Articles by Brian Jackson
On the Day of Silence
16 April 2010
If you live on or near a college campus, you're may already aware that today is the "Day of Silence" - an occasion for protests and demonstrations at schools against the bullying and harassment of lesbian, gay, bisexual, and transgendered students across the country.
It's hard to give the Christian perspective on certain issues without inviting trouble; homosexuality is one subject that almost always guarantees arguments. Any time an event like this one takes place, there are always kneejerk condemnations on the part of church leaders and moral posturing or indignation on the part of the LGBT community. I'm not interested in inflammatory comments, especially since I have friends who are participating in today's events - instead, I've taken my response today directly from the pages of the Bible.
Before really addressing the issue, it's necessary to ask the question "is homosexuality even a sin?". Often people criticize the use of Old Testament law as grounds for calling the homosexuality sinful, since the New Testament overturns things like dietary laws and animal sacrifices. For that reason, I've chosen to investigate what the New Testament says about the subject.
1 Corinthians 6:9-10 addresses the homosexual lifestyle, among other things:

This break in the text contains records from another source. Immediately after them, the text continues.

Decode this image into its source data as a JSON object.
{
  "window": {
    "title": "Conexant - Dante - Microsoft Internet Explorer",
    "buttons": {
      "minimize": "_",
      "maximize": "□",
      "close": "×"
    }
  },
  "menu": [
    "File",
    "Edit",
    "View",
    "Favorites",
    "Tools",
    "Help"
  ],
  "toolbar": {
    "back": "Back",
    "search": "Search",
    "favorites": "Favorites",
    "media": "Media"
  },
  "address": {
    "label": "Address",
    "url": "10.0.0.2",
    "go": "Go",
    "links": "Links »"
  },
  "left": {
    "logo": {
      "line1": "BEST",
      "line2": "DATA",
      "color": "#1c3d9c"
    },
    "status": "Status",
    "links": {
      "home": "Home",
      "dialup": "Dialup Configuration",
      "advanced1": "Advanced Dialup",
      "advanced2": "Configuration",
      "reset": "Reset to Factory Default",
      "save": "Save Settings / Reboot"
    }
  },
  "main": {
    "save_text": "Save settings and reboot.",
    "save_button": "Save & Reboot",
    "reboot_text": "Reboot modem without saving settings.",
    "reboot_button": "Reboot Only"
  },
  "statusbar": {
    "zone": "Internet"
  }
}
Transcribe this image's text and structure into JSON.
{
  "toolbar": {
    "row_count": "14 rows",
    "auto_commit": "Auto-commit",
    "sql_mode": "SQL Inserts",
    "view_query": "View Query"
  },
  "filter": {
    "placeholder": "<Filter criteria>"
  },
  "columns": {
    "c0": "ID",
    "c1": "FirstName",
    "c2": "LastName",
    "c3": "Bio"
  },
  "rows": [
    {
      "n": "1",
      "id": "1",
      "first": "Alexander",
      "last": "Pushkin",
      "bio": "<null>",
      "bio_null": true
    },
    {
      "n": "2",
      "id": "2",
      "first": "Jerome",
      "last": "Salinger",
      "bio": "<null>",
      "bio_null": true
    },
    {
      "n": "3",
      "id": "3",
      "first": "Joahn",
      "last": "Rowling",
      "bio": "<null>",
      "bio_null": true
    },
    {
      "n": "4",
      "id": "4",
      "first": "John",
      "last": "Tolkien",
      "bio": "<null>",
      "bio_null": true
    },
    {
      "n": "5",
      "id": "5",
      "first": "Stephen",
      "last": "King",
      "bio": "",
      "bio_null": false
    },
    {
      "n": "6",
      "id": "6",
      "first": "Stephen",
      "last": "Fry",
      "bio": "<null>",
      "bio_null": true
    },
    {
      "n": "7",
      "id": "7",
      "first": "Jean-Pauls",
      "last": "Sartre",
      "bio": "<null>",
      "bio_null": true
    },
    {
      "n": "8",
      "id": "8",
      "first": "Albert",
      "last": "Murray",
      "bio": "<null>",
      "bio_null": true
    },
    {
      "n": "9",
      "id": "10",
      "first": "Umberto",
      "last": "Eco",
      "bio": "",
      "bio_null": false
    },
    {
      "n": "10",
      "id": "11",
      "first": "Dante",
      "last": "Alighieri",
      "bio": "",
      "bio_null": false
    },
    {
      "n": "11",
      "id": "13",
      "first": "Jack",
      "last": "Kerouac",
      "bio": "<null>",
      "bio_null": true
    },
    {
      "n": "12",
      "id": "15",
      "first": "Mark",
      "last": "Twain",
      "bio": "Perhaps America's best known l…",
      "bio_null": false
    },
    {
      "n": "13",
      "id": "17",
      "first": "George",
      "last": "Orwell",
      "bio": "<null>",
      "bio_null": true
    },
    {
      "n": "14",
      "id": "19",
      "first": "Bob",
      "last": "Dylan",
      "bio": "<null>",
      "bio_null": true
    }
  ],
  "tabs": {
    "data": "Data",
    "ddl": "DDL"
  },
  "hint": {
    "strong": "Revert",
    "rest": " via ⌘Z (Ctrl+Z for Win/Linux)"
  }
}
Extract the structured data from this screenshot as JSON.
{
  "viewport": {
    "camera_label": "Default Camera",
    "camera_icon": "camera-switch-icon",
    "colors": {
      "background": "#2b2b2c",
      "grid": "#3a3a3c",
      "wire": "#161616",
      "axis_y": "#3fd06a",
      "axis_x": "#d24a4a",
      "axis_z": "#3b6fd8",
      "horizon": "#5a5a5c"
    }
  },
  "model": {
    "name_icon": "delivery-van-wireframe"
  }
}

"Do you not know that the unrighteous will not inherit the kingdom of God? Do not be deceived. Neither fornicators, nor idolaters, nor adulterers, nor homosexuals, nor sodomites, nor thieves, nor covetous, nor drunkards, nor revilers, nor extortioners will inherit the kingdom of God".
If the New Testament underscores the significance of the Old Testament prohibition, it does not do so by singling out a particular sin in this case. So why talk about homosexuality at all? Surely, drunkenness and extortion are more relevant and dangerous sins. Preventing them should be a higher priority, right?
However, the homosexual community has a singular trait that makes addressing their lifestyle more relevant: the constant drive to legitimize their practices as normal, natural, and (in a sense) unavoidable.
Much has been made about whether homosexuality is a "choice" or whether individuals are "born that way". Even so, the question of choice versus compulsion versus nature is one that does not need to be deconstructed in the pages of the Bible. In fact, the aforementioned passage and similar passages in Galatians 5 and Romans 1 indicate that sinful lifestyles of *any* kind are not the problem, but a symptom of a greater disease, which is called both "sin nature" and "unrighteousness".
So what hope does someone have of ever going to heaven if they're born sinful? That's the crucial question - but looking even one verse farther in the passage I cited earlier answers the question:
"And such were some of you. But you were washed, but you were sanctified, but you were justified in the name of the Lord Jesus and by the Spirit of our God."
The old nature condemns everyone, according to the Bible, but God has promised that those who turn from their sinful lifestyle and believe in the work and resurrection of Jesus Christ will be given a new nature - that their sins will be forgiven, and the means to break the pattern of sin in their lives will be made available.
Or, to put it in the words of Psalm 107:
"Those who sat in darkness and in the shadow of death, Bound in affliction and irons- Because they rebelled against the words of God, And despised the counsel of the Most High, Therefore He brought down their heart with labor; They fell down, and there was none to help. Then they cried out to the LORD in their trouble, And He saved them out of their distresses. He brought them out of darkness and the shadow of death, And broke their chains in pieces. Oh, that men would give thanks to the LORD for His goodness, And for His wonderful works to the children of men! For He has broken the gates of bronze, And cut the bars of iron in two."
So, if God has promised all these things, should my response to a protest like today's be condemnation of all involved? By no means! Rather (as 2 Corinthians 5 says), I must become an ambassador for Christ, as though God himself were pleading through me.
Therefore I do not attempt to offend by writing all of this, but rather to explain the Christian position, and to implore those who read to be reconciled to God. The pattern of sin can be broken, and must be broken - and God has promised that the power to do so will be made available to any who ask.Tweet
Excellent article! Precise thinking just as God desires "rightly dividing the Word..." Also, you broaden the view to all humans by the "all have sinned" point thereby removing the focus on just GLBT's. We all need this new nature from God. Be reconciled everyone!